Department Part of Major Study to Test Antibiotics as a Treatment for Diarrheal Disease in High-Risk Children in Low Resource Settings

By Amelia Vader

Researchers at the University of Washington and Kenya Medical Research Institute are working to determine if antibiotics could help save thousands of children from dying of diarrheal disease thanks to a four-year $2.5 million grant from the World Health Organization.

The Antibiotics for Children with Severe Diarrhea (ABCD) Trial is the largest clinical trial addressing diarrhea management to date; and it will not only answer the question of the potential benefits of antibiotics it will also address any potential harm, such as antibiotic resistance.

Global Health Minor Alum to Compete in Decathlon at Rio Olympics
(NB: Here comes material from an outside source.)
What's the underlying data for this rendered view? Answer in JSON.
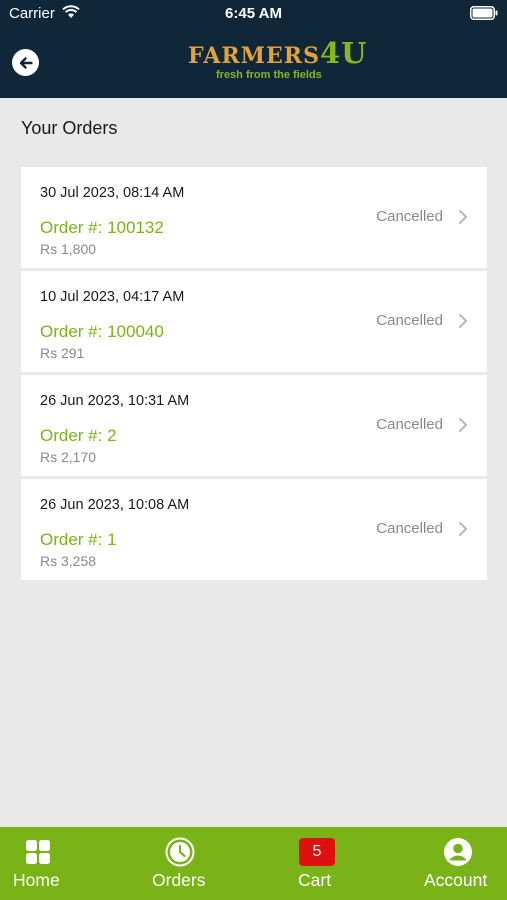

Jeremy Taiwo is one of 550 people competing this year on the U.S. Olympic team. The games get underway Friday night in Rio. Based in Seattle, and a former student of Latin American studies and global health at the University of Washington, Taiwo will be competing in the decathlon, one of the most physically challenging events of the Olympics. Athletes must perform in ten different track and field events, including running, jumping, pole vault, javelin, and discus.

In the Media

PBS NewsHour: Uncovering the Female Body's Secret Protection against HIV

By Heather Boerner

CAPE TOWN, South Africa — From where Linda-Gail Bekker sits as director of the Desmond Tutu HIV Centre in Cape Town, science has been losing ground against HIV for years, especially when it comes to young women. After all, in some parts of the country, girls who are 15 today have an 80 percent chance of acquiring HIV in their lifetimes.

“We’re really in the trenches here,” she said. “We have to bring all the technology, tools—you know, innovations—we can find to start turning that war around.”

The Globe and Mail: University of Victoria Researcher Close to Developing Syphilis Vaccine

By Andrea Woo

A University of Victoria researcher says she and a colleague are close to developing a vaccine for syphilis, a disease that has reached its highest rates in B.C. in 30 years.

Microbiologist Caroline Cameron and Sheila Lukehart, a professor in the University of Washington’s department of global health, have received a nearly $3-million grant from the U.S. National Institute of Allergy and Infectious Diseases at the National Institutes of Health. The grant will help fund preclinical trials.

Times Colonist: As Syphilis Cases Rise, UVic Leads Search for a Vaccine

By Richard Watts

A University of Victoria microbiologist and her American colleague are looking for a vaccine to prevent syphilis, a venereal disease on the rise worldwide.

UVic’s Caroline Cameron, a professor of biochemistry and microbiology, is joining with University of Washington’s Sheila Lukehart, a professor of medicine and global health, to develop a vaccine to stop syphilis before it gets started in a body.

“It’s a preventive treatment, not a cure,” Cameron said.

Wired: The Price of Zika? About $4 Million Per Child

By Emma Grey Ellis

To talk about Zika virus control is to talk about money. Vaccine development, mosquito abatement, and even the distribution of DEET repellant takes (and currently lacks) major federal dollars. When, last week, the US Department of Health and Human Services declared Zika a public health emergency in Puerto Rico, it was in part a means to a better-funded end.